Armstrong’s strengths lie in his athleticism, tireless work rate, range of passing and tidy distribution, and his ability to be in the right place at the right time – whether it be breaking up an opposition attack or finishing off a Celtic attack, he has the knack of popping up where he needs to be. Add in his versatility and ability to play in a number of midfield roles – deep lying centre midfield, attacking midfield, box to box, even out on the left when necessary – and it is not hard to see why he has become a first pick at Celtic and, with any luck from now on, Scotland.
Last season was far and away the best of Stuart Armstrong’s career to date.
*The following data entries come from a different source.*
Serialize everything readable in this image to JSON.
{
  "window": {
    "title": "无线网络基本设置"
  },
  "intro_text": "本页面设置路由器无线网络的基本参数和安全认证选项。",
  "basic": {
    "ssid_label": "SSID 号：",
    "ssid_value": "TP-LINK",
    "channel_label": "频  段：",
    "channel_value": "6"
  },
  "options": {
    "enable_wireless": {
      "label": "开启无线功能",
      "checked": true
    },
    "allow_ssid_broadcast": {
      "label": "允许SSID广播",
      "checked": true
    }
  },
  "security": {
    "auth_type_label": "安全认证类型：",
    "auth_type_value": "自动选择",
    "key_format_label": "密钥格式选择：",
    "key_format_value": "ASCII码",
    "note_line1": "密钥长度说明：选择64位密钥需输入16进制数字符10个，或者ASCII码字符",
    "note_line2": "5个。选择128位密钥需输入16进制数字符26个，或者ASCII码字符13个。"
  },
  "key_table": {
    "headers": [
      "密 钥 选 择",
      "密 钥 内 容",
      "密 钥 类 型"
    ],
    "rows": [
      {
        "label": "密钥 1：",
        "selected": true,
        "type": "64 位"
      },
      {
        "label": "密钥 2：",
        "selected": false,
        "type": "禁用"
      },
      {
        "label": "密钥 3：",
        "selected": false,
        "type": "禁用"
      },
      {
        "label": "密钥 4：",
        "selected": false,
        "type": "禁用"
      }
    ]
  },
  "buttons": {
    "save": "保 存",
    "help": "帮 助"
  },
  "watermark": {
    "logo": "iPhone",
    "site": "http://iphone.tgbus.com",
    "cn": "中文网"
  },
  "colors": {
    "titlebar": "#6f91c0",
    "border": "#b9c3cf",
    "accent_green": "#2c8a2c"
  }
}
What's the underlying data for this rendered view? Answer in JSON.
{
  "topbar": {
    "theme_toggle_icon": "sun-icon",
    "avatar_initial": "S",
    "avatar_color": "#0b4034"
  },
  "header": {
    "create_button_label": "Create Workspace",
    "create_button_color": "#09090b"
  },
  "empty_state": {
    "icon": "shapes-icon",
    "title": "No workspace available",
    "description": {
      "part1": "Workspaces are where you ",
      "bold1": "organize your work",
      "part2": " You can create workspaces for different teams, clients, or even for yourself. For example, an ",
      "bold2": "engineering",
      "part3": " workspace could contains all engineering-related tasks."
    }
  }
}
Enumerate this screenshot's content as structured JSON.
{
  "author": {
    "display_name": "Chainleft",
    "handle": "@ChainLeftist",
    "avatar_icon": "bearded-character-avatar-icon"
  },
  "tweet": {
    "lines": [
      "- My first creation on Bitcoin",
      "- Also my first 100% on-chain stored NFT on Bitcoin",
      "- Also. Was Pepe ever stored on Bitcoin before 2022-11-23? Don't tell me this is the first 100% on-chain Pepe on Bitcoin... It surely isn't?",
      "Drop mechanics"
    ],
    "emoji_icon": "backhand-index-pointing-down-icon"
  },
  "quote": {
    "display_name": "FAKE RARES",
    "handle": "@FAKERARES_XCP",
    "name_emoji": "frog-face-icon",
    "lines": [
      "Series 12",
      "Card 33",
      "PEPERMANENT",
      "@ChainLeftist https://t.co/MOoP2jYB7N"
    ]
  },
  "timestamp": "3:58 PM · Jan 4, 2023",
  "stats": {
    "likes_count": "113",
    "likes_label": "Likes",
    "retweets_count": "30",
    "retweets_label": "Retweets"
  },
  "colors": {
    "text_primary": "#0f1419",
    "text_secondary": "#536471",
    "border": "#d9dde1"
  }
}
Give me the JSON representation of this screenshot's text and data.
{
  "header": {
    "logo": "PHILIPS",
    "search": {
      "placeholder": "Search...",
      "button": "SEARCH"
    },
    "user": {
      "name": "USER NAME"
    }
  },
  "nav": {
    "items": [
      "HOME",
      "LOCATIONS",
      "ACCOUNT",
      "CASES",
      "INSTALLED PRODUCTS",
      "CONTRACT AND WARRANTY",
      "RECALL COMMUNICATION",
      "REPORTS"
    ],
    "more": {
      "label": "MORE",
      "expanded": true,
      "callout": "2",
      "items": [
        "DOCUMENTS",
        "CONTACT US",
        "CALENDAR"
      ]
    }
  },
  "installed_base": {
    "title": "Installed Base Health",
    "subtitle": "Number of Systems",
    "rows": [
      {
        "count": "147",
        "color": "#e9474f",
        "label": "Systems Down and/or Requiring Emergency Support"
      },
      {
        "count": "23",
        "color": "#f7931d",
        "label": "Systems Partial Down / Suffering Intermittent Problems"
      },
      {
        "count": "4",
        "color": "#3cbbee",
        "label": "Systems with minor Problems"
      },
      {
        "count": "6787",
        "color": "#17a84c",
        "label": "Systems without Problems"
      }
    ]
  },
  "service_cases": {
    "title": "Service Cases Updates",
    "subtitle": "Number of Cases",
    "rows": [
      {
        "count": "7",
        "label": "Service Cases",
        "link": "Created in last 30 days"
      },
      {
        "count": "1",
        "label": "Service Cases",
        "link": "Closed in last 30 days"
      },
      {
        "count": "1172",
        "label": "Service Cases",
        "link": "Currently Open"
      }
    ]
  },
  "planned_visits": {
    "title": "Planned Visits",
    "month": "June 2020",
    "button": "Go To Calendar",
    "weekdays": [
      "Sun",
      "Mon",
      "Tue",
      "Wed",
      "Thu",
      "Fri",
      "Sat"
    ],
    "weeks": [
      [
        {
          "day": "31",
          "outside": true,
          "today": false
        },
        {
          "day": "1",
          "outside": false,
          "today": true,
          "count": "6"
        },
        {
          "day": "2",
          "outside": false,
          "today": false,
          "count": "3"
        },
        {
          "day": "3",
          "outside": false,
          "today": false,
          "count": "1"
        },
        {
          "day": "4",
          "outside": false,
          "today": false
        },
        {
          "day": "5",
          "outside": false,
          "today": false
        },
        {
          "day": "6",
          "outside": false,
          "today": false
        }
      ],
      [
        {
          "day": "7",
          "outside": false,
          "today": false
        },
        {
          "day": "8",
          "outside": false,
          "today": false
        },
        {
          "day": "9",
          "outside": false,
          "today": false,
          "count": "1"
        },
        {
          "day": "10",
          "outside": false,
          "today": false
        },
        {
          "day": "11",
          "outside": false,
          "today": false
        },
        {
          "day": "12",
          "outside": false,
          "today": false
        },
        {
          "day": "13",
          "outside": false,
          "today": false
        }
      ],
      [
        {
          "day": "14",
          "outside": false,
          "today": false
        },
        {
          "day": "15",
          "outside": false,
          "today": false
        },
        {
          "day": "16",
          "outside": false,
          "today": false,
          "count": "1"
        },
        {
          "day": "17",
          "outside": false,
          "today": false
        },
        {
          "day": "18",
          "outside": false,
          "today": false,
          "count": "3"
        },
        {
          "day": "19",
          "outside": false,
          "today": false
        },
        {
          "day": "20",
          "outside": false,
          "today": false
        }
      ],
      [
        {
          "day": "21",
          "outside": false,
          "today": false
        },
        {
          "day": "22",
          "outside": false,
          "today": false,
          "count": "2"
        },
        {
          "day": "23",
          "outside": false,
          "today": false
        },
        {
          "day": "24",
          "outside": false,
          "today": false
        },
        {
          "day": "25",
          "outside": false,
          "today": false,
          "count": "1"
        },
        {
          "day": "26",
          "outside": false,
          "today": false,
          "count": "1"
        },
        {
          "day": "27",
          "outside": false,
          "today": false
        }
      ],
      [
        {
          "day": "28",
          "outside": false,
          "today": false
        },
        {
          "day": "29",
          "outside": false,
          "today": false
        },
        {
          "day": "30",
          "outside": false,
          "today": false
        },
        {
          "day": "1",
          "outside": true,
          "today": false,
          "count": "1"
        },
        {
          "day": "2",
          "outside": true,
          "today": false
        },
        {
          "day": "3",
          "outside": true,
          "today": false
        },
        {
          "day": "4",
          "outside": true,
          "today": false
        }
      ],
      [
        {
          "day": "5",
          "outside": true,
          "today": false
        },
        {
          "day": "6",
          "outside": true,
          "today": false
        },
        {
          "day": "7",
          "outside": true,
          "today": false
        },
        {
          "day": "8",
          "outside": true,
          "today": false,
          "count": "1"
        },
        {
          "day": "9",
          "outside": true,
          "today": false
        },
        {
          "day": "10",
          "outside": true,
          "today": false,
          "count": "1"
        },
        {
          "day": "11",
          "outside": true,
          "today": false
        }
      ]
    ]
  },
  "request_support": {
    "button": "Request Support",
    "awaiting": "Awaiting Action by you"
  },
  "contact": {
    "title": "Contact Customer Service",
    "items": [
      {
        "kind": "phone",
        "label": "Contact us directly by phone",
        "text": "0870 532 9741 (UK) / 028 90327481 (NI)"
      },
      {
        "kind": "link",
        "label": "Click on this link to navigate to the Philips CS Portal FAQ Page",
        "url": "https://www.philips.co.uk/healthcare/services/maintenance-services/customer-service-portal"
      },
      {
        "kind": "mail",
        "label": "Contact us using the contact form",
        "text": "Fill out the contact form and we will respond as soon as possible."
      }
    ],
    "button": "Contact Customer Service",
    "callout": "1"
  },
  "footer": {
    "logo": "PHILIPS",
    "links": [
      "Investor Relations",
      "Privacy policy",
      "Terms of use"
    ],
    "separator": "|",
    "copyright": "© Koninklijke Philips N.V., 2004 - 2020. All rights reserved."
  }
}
He made a total of 47 appearances for Celtic (3,415 minutes if you’re interested in that kind of thing), scoring 17 goals and assisting in 7 more as part of Celtic’s InVIncible Treble Winning squad. He also marked the season with his Scotland debut against Slovenia, putting in a performance worthy of Scotland manager Gordon Strachan to hail it as “the best Scotland debut I have ever seen”. All this after only starting one of Celtic’s first 7 League games and playing only 107 minutes of football during those opening fixtures.
Unlike many who may have let the disappointment of not being in the team affect them, Armstrong knuckled down, worked on his game and made the improvements necessary oust Nir Bitton from the starting eleven and make the midfield spot alongside Scott Brown his own.
Over the course of the season Armstrong’s influence on the team undoubtedly grew to the point where he is now considered a leading light in the side, and his knack of scoring against Rangers has helped turn him into a fans favourite.
With the interest from England in his services Stuart Armstrong is now left with the following dilemma; stay at Celtic and earn around £20k per week (over £1million per year), win trophies, compete in European competitions, and potentially play a big part in making history by helping Celtic win 10 League titles in a row. Alternatively he could choose a move to the English Premiership, one of the highest profile leagues in world football, earn around £40-45k per week, and progress his career in a stronger League and bigger shop window.
The decision is not an easy one to make. For most reading this article our lifelong ambition is to play for Celtic and if we ever got that opportunity we would not want to give it up lightly. But for someone like Stuart Armstrong who is not a dyed in the wool Celtic fan, it becomes a very difficult choice; stick with what you know and the chance to become a club legend (if 10 in a row happens) or move on and test your abilities elsewhere. While money will undoubtedly be a motivator for him – as it would for every one of us if put in a similar position in our own careers – I don’t think that is the be all and end all for Armstrong. I believe that if he does opt to move on this summer then the decision will be based on what he thinks best suits his long term career objectives; the lad is good enough to play outside of Scotland and if he chooses to do so then so be it.
Should Armstrong decide to leave and head for the bright lights of the EPL then he will leave behind a creative hole in the Celtic midfield, perhaps one that Olivier Ntcham can fill? Perhaps Tom Rogic could sit a little deeper, or Nir Bitton or Callum McGregor could slot into defensive roles freeing Scott Brown up to roam a bit more. Maybe we’ll sign another central midfielder. Who knows? What is known is that Armstrong’s departure would be hard to take due to his importance to the team, it is a compliment to him that most, if not all Celtic fans would agree with me on that one. However, Brendan Rodger’s Celtic is bigger than the loss of one player, no matter how key he may be; his team will evolve and cope. Personally, I’d like Armstrong to still be part of that evolution but only time will tell.